Combined with natural language processing (NLP), AI is becoming increasingly accepted within customer service applications. It powers chatbots, able to deal with simple queries, reduce the pressure on overstretched teams and improve response times for customers. In the next 12 months, we’ll see these chatbots become more realistic and responsive, as well as using smart speakers to engage with customers in a more natural, human way.
But customer service is just part of the story. The cost of these phenomenally advanced technologies is falling all the time and this trend means, throughout 2020 and beyond, AI innovation will be open to more developers and organisations – including smaller, niche ones. In turn, they’ll be able to explore a more diverse range of possibilities and bring to market many more specialised AI-powered products.
A move towards more streamlined management
As this trend continues, it’s likely we’ll see more organisations adopting robotic process automation (RPA). It’s a type of business process automation technology that uses bots or AI workers to communicate with each other and carry out tasks previously done by people – again increasing both speed and accuracy.

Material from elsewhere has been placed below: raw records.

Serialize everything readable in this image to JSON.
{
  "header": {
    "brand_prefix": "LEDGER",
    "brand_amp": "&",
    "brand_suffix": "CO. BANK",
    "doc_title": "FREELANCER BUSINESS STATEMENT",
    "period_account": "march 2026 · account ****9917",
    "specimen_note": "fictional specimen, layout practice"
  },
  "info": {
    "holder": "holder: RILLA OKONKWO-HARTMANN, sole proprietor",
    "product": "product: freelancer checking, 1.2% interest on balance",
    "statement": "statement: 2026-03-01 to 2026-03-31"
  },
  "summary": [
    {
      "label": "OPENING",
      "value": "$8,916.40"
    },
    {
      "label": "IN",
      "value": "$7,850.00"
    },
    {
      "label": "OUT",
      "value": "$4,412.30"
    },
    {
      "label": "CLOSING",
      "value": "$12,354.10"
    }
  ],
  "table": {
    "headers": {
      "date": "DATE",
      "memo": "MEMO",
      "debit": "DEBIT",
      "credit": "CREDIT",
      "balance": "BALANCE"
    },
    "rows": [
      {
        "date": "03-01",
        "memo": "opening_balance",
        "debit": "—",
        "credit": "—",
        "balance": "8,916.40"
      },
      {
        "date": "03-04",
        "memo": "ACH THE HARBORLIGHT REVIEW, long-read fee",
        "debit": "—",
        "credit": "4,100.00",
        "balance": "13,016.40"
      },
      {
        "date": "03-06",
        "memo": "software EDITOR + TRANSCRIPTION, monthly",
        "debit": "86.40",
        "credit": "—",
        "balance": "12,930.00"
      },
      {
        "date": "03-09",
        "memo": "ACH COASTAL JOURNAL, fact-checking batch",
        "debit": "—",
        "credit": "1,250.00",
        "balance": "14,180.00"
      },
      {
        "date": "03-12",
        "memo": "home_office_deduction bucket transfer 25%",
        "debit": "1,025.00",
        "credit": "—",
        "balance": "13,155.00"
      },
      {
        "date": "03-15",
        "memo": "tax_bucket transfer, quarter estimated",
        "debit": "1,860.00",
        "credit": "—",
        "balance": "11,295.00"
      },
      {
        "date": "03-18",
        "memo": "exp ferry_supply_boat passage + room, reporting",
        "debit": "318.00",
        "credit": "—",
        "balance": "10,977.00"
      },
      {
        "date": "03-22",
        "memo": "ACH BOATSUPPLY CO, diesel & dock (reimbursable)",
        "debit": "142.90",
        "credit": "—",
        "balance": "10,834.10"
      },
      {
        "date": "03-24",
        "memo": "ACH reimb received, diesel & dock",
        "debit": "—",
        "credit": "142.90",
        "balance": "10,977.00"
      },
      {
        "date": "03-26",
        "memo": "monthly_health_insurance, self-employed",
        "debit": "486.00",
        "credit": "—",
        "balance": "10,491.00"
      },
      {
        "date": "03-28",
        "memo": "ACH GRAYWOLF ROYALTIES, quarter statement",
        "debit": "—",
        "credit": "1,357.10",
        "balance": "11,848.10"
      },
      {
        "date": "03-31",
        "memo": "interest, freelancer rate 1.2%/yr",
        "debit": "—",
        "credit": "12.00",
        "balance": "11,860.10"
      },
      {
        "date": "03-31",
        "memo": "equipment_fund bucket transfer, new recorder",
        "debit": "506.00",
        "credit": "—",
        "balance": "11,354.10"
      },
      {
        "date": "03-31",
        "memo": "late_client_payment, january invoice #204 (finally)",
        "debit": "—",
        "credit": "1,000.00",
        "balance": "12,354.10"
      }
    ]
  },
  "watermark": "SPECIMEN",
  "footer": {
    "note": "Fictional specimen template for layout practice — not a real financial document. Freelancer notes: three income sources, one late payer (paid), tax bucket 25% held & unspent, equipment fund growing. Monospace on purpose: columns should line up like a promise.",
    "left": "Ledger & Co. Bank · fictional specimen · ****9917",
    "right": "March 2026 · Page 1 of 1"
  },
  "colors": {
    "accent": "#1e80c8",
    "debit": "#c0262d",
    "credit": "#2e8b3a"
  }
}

As well as reducing the need for human employees in everything from window cleaning to customer service, it’s likely this shift will see many organisations strip out a layer of management, with fewer people needing supervision or HR support.
The potential impact on employment is complex. While some experts believe the growth of AI could make over 73 million jobs obsolete in the next decade, others argue that the tech sector could experience huge growth, with a far greater demand for developers, testers, programmers and specialists in these emerging fields.
Over the past few years, social media has been massively oversold, while being simultaneously misunderstood and misused. Its potential is huge, but beyond the hype, many organisations have failed to master the skills they need to make the most of it.
As 2020 unfolds, we’ll see the hype settle and more businesses find their feet, working successfully with experienced social media strategists across a range of channels.
Developers become more niche
As all of these technology trends evolve, the world’s going to need specialists who genuinely understand how to get the best from them. How to implement change, engage users, exploit opportunities and steer well clear of emerging risks.
The same is true in development. While recent years have seen many companies hiring full-stack developers, 2020 may well see the tide turn.
The push is likely to come from both directions, with developers carving out niche skillsets that let them focus on the tech they love, while organisations define more specific roles in the search for deeper expertise. And amid all this change and innovation, one thing’s for certain – it’s going to be an exciting time to work at the cutting edge.
Thanks Tim! Whatever 2020 brings you, at Nimbus we’ve got your back. So if you’d like to chat about hosting, pick our brains about websites or talk through something techy, we’re right here. Just call our friendly team on 0203 870 2025 or drop us a line at [email protected]. We always love a good natter.